Hruggek

From Wikipedia, the free encyclopedia
Jump to: navigation, search
Hruggek
Game background
Home plane Windswept Depths of Pandemonium
Power level Intermediate
Alignment Chaotic Evil
Portfolio Violence, combat
Domains Chaos, Evil, Trickery, War[1]
Superior none
Design details

In many campaign settings for the Dungeons & Dragons role-playing game, Hruggek is the chief deity of bugbears, the deity of violence and combat. His symbol is a morningstar.

Publication history[edit]

Hruggek was created by James M. Ward for the Deities and Demigods cyclopedia (1980).[2]

Hruggek was detailed in the book Monster Mythology (1992), including details about his priesthood.[3] His role in the cosmology of the Planescape campaign setting was described in On Hallowed Ground (1996).[4]

Hruggek was described briefly in Defenders of the Faith (2000).[1] His priesthood is detailed for 3rd edition in Complete Divine (2004).[5]

Description[edit]

Hruggek appears as a huge, powerful bugbear, twelve feet tall. He has great fangs and clawed hands and feet, and wields a 10-foot-long (3.0 m) morningstar.

Relationships[edit]

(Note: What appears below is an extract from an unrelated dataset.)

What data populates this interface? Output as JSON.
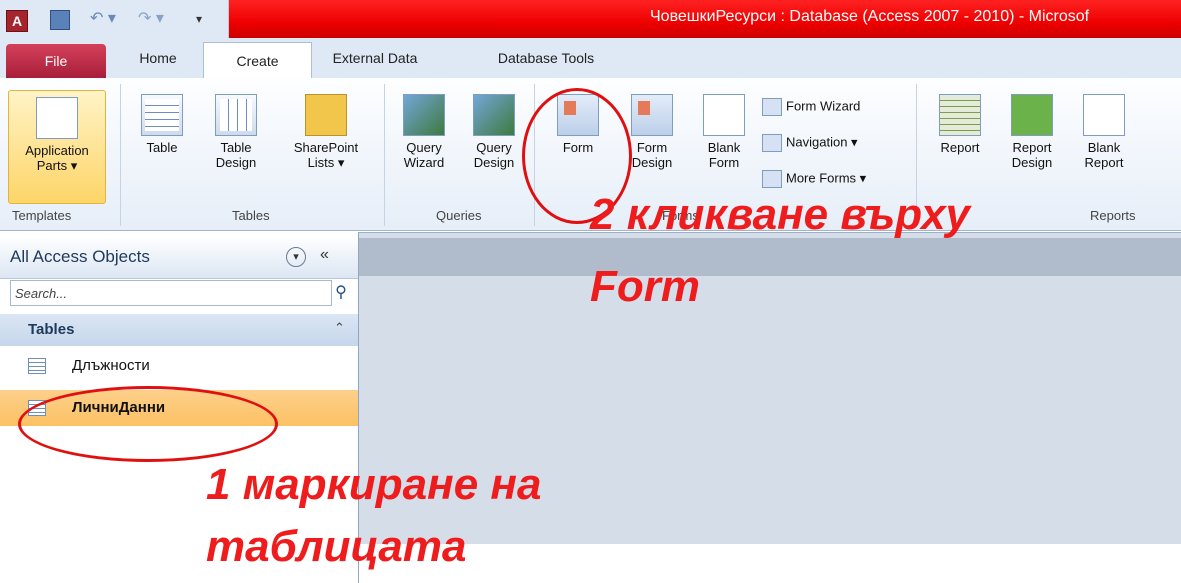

Other gods worshiped or feared by the bugbears include Grankhul, the god of hunting, senses, and surprise; Stalker, the god of darkness and death; and Skiggaret the god of fear. Hruggek and the other gods of his pantheon have an understanding - they don't act contrary to his interests, and in return he leaves them alone. He has a slight alliance with the goblin god Khurgorbaeyag, and urges him to work against Maglubiyet, chief of the goblin gods. He doesn't get along with Bargrivyek, who seeks to unite the goblins and hobgoblins, something Hruggek sees as dangerous. He urges Maglubiyet to act against Bargrivyek, and thereby he attempts to keep the goblin pantheon divided, and less of a threat to him.

Meriadar is particularly opposed to the gods of the bugbears, including Hruggek.

Realm[edit]

Hruggek's cave in Hruggekolohk, his realm in the second layer of Pandemonium, Cocytus, is surrounded by severed heads of various races, which continually cry his praises or beg for mercy, and gift him with powers against their respective peoples. Hruggek didn't make the heads - they were already there when he arrived, remnants of more ancient gods who carved the plane's tunnels.

Hruggekolohk is unusually honeycombed and filled with many standing pools, interspersed with bones and garbage. These pools are magically heated, and various forms of pallid, grublike life grow within them. The petitioners congregate in villages on the banks of these pools, often hunting the sickly pond creatures.

Dogma[edit]

Hruggek delights in savage combat, but he believes his people are too small in numbers to make mass warfare practical. Instead, he urges that stealth and wiles be used to pick off foes in small groups.

Worshipers[edit]

Clergy[edit]

Hruggeks' priests dress in black and wear skulls on their heads. They're warriors and leaders, and keep an eye on the priests of other bugbear deities. They cooperate casually with the priests of Khurgorbaeyag. Hruggek will occasionally send his priests omens in the form of gruesome utterances from severed heads.

Temples[edit]

Temples to Hruggek take the form of halls built in natural caves.

Holy days and rituals[edit]

Sacrifices of blood are made to Hruggek once a month, when Luna is full.

Campaign settings[edit]

Mystara[edit]

In the Basic D&D setting, Hruggek was known as Bartziluth.[6]

See also[edit]

References[edit]

Additional reading[edit]

  • Conforti, Steven, ed. Living Greyhawk Official Listing of Deities for Use in the Campaign, version 2.0. Renton, WA: Wizards of the Coast, 2005. Available online: [1]
  • Smith, Lester W., and Wolfgang Baur. Planes of Chaos. Lake Geneva, WI: TSR, 1994.